**Action item**
Select, from the data, each line where "screenshot" occurs.

[Data excerpts]
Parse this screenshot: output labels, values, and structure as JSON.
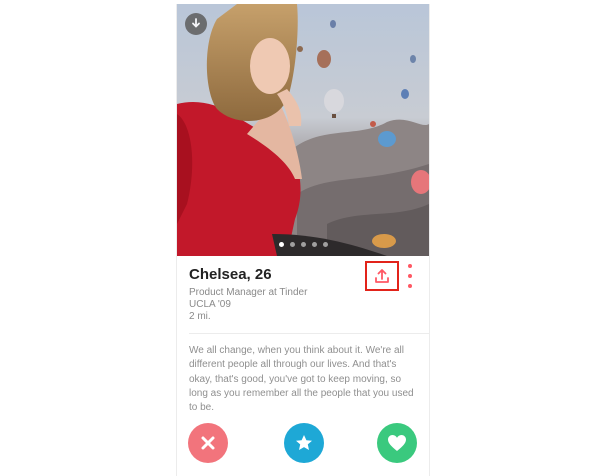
{
  "profile": {
    "name_age": "Chelsea, 26",
    "job": "Product Manager at Tinder",
    "school": "UCLA '09",
    "distance": "2 mi.",
    "bio": "We all change, when you think about it. We're all different people all through our lives. And that's okay, that's good, you've got to keep moving, so long as you remember all the people that you used to be."
  },
  "photo": {
    "description_icon": "download-icon",
    "count": 5,
    "active_index": 0
  },
  "actions": {
    "share_icon": "share-icon",
    "more_icon": "more-vertical-icon",
    "nope_icon": "close-icon",
    "super_like_icon": "star-icon",
    "like_icon": "heart-icon"
  },
  "colors": {
    "highlight": "#e2231a",
    "brand": "#ff5864",
    "nope": "#f2747c",
    "super_like": "#1ea8d6",
    "like": "#3ac97e"
  }
}
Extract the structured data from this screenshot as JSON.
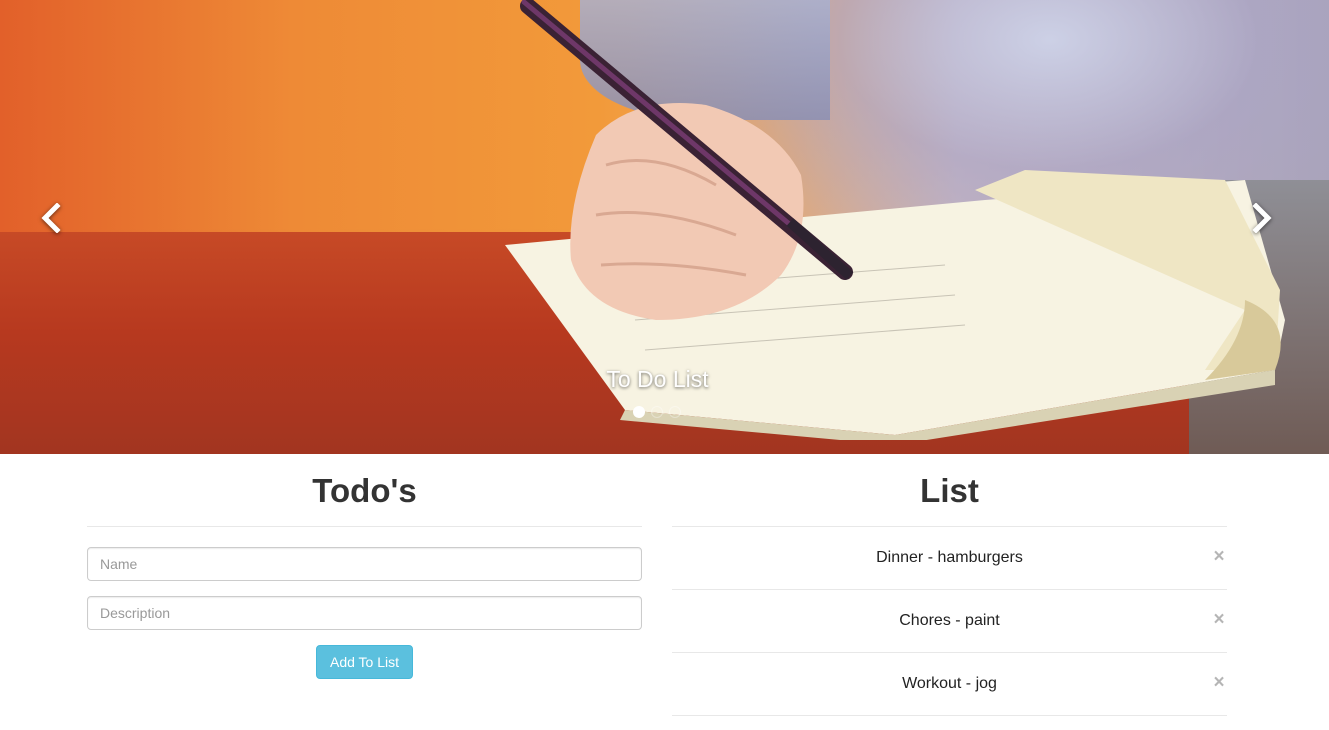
{
  "carousel": {
    "caption": "To Do List",
    "prev_icon": "chevron-left-icon",
    "next_icon": "chevron-right-icon",
    "indicator_count": 3,
    "active_indicator": 1
  },
  "todos": {
    "title": "Todo's",
    "name_placeholder": "Name",
    "name_value": "",
    "description_placeholder": "Description",
    "description_value": "",
    "add_button_label": "Add To List",
    "add_button_color": "#5bc0de"
  },
  "list": {
    "title": "List",
    "remove_icon": "close-icon",
    "items": [
      {
        "text": "Dinner - hamburgers"
      },
      {
        "text": "Chores - paint"
      },
      {
        "text": "Workout - jog"
      }
    ]
  }
}
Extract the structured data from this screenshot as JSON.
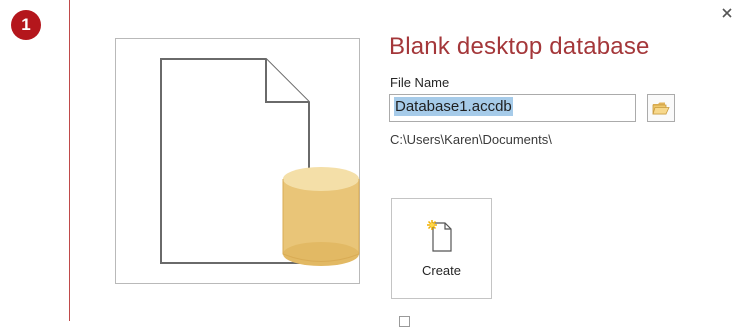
{
  "step": {
    "number": "1"
  },
  "dialog": {
    "title": "Blank desktop database",
    "file_name_label": "File Name",
    "file_name_value": "Database1.accdb",
    "save_path": "C:\\Users\\Karen\\Documents\\",
    "create_label": "Create"
  },
  "icons": {
    "close": "close-icon",
    "browse": "folder-icon",
    "create": "new-document-icon",
    "preview": "blank-database-icon"
  },
  "colors": {
    "accent": "#a4373a",
    "badge": "#b4161c",
    "selection": "#a6cbe9",
    "database": "#e9c578"
  }
}
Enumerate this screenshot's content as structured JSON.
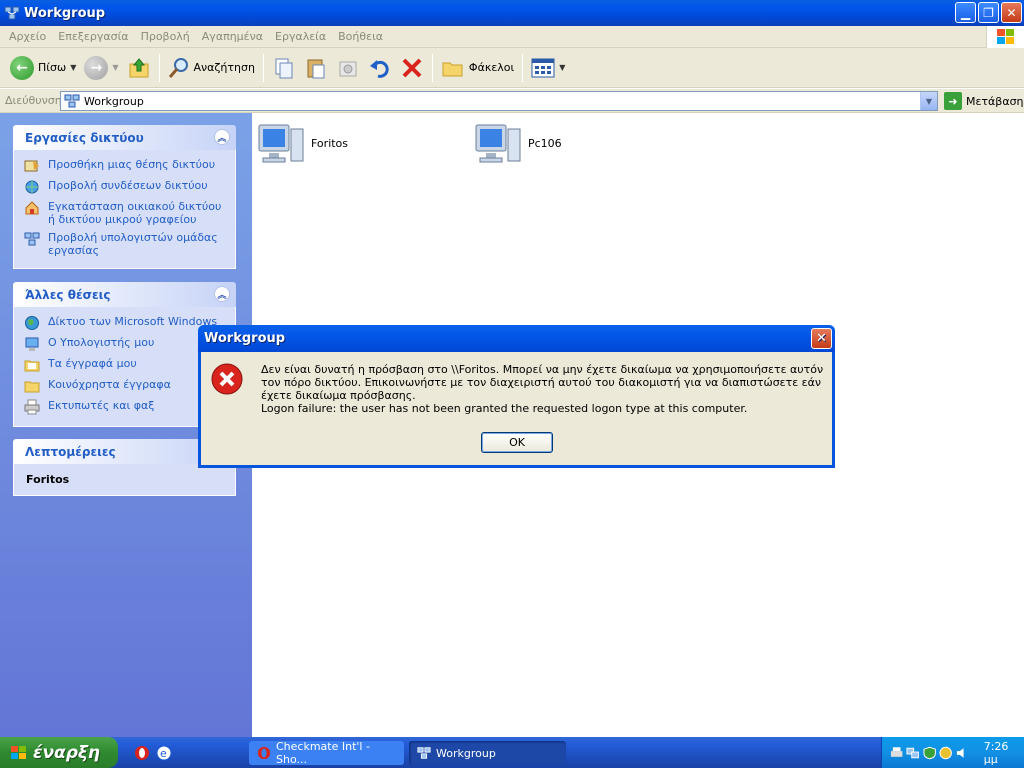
{
  "window": {
    "title": "Workgroup",
    "buttons": [
      "minimize",
      "restore",
      "close"
    ]
  },
  "menu": [
    "Αρχείο",
    "Επεξεργασία",
    "Προβολή",
    "Αγαπημένα",
    "Εργαλεία",
    "Βοήθεια"
  ],
  "toolbar": {
    "back_label": "Πίσω",
    "search_label": "Αναζήτηση",
    "folders_label": "Φάκελοι"
  },
  "address": {
    "label": "Διεύθυνση",
    "value": "Workgroup",
    "go_label": "Μετάβαση"
  },
  "network_tasks": {
    "title": "Εργασίες δικτύου",
    "items": [
      {
        "label": "Προσθήκη μιας θέσης δικτύου",
        "icon": "add-network-place-icon"
      },
      {
        "label": "Προβολή συνδέσεων δικτύου",
        "icon": "network-connections-icon"
      },
      {
        "label": "Εγκατάσταση οικιακού δικτύου ή δικτύου μικρού γραφείου",
        "icon": "home-network-icon"
      },
      {
        "label": "Προβολή υπολογιστών ομάδας εργασίας",
        "icon": "workgroup-computers-icon"
      }
    ]
  },
  "other_places": {
    "title": "Άλλες θέσεις",
    "items": [
      {
        "label": "Δίκτυο των Microsoft Windows",
        "icon": "network-globe-icon"
      },
      {
        "label": "Ο Υπολογιστής μου",
        "icon": "my-computer-icon"
      },
      {
        "label": "Τα έγγραφά μου",
        "icon": "my-documents-icon"
      },
      {
        "label": "Κοινόχρηστα έγγραφα",
        "icon": "shared-folder-icon"
      },
      {
        "label": "Εκτυπωτές και φαξ",
        "icon": "printer-icon"
      }
    ]
  },
  "details": {
    "title": "Λεπτομέρειες",
    "value": "Foritos"
  },
  "computers": [
    {
      "label": "Foritos"
    },
    {
      "label": "Pc106"
    }
  ],
  "dialog": {
    "title": "Workgroup",
    "message": "Δεν είναι δυνατή η πρόσβαση στο \\\\Foritos. Μπορεί να μην έχετε δικαίωμα να χρησιμοποιήσετε αυτόν τον πόρο δικτύου. Επικοινωνήστε με τον διαχειριστή αυτού του διακομιστή για να διαπιστώσετε εάν έχετε δικαίωμα πρόσβασης.",
    "detail": "Logon failure: the user has not been granted the requested logon type at this computer.",
    "ok_label": "OK"
  },
  "taskbar": {
    "start_label": "έναρξη",
    "tasks": [
      {
        "label": "Checkmate Int'l - Sho..."
      },
      {
        "label": "Workgroup"
      }
    ],
    "clock": "7:26 μμ"
  }
}
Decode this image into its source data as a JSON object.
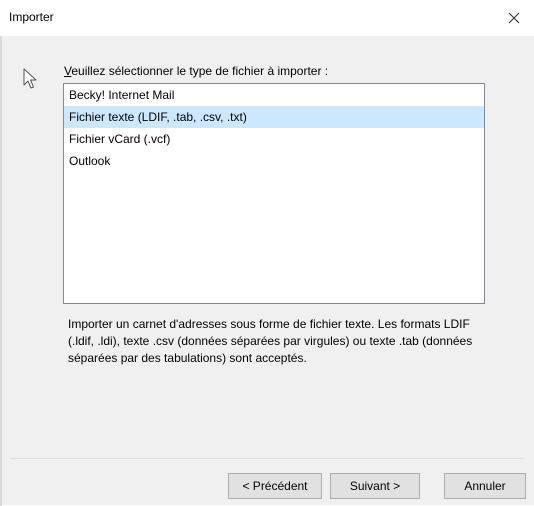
{
  "window": {
    "title": "Importer",
    "close_label": "Fermer"
  },
  "wizard": {
    "instruction_accelerator": "V",
    "instruction_rest": "euillez sélectionner le type de fichier à importer :",
    "items": [
      {
        "label": "Becky! Internet Mail",
        "selected": false
      },
      {
        "label": "Fichier texte (LDIF, .tab, .csv, .txt)",
        "selected": true
      },
      {
        "label": "Fichier vCard (.vcf)",
        "selected": false
      },
      {
        "label": "Outlook",
        "selected": false
      }
    ],
    "description": "Importer un carnet d'adresses sous forme de fichier texte. Les formats LDIF (.ldif, .ldi), texte .csv (données séparées par virgules) ou texte .tab (données séparées par des tabulations) sont acceptés."
  },
  "buttons": {
    "previous": "< Précédent",
    "next": "Suivant >",
    "cancel": "Annuler"
  },
  "colors": {
    "selected_row": "#cce8ff",
    "dialog_background": "#f0f0f0",
    "button_face": "#e1e1e1"
  },
  "icons": {
    "pointer": "pointer-icon",
    "close": "close-icon"
  }
}
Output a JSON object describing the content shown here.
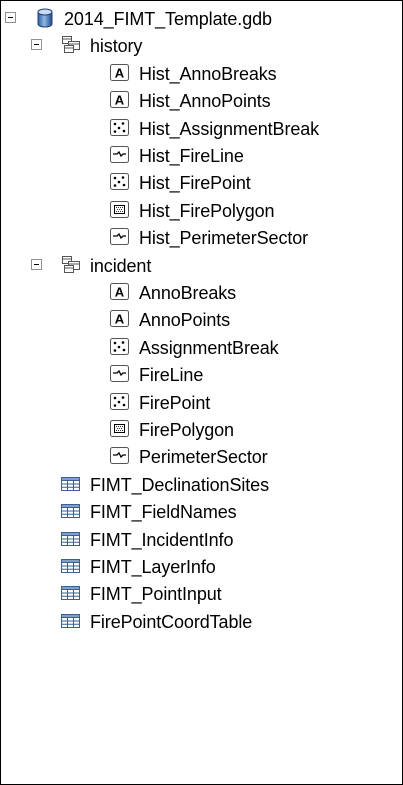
{
  "tree": {
    "root": {
      "label": "2014_FIMT_Template.gdb",
      "icon": "geodatabase-icon",
      "expanded": true,
      "children": [
        {
          "label": "history",
          "icon": "feature-dataset-icon",
          "expanded": true,
          "children": [
            {
              "label": "Hist_AnnoBreaks",
              "icon": "annotation-class-icon"
            },
            {
              "label": "Hist_AnnoPoints",
              "icon": "annotation-class-icon"
            },
            {
              "label": "Hist_AssignmentBreak",
              "icon": "point-feature-class-icon"
            },
            {
              "label": "Hist_FireLine",
              "icon": "line-feature-class-icon"
            },
            {
              "label": "Hist_FirePoint",
              "icon": "point-feature-class-icon"
            },
            {
              "label": "Hist_FirePolygon",
              "icon": "polygon-feature-class-icon"
            },
            {
              "label": "Hist_PerimeterSector",
              "icon": "line-feature-class-icon"
            }
          ]
        },
        {
          "label": "incident",
          "icon": "feature-dataset-icon",
          "expanded": true,
          "children": [
            {
              "label": "AnnoBreaks",
              "icon": "annotation-class-icon"
            },
            {
              "label": "AnnoPoints",
              "icon": "annotation-class-icon"
            },
            {
              "label": "AssignmentBreak",
              "icon": "point-feature-class-icon"
            },
            {
              "label": "FireLine",
              "icon": "line-feature-class-icon"
            },
            {
              "label": "FirePoint",
              "icon": "point-feature-class-icon"
            },
            {
              "label": "FirePolygon",
              "icon": "polygon-feature-class-icon"
            },
            {
              "label": "PerimeterSector",
              "icon": "line-feature-class-icon"
            }
          ]
        },
        {
          "label": "FIMT_DeclinationSites",
          "icon": "table-icon"
        },
        {
          "label": "FIMT_FieldNames",
          "icon": "table-icon"
        },
        {
          "label": "FIMT_IncidentInfo",
          "icon": "table-icon"
        },
        {
          "label": "FIMT_LayerInfo",
          "icon": "table-icon"
        },
        {
          "label": "FIMT_PointInput",
          "icon": "table-icon"
        },
        {
          "label": "FirePointCoordTable",
          "icon": "table-icon"
        }
      ]
    }
  }
}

**Response area**
Parse this screenshot: output labels, values, and structure as JSON.
Extract the structured data from this screenshot as JSON.
Extract the structured data from this screenshot as JSON.
Enumerate this screenshot's content as structured JSON.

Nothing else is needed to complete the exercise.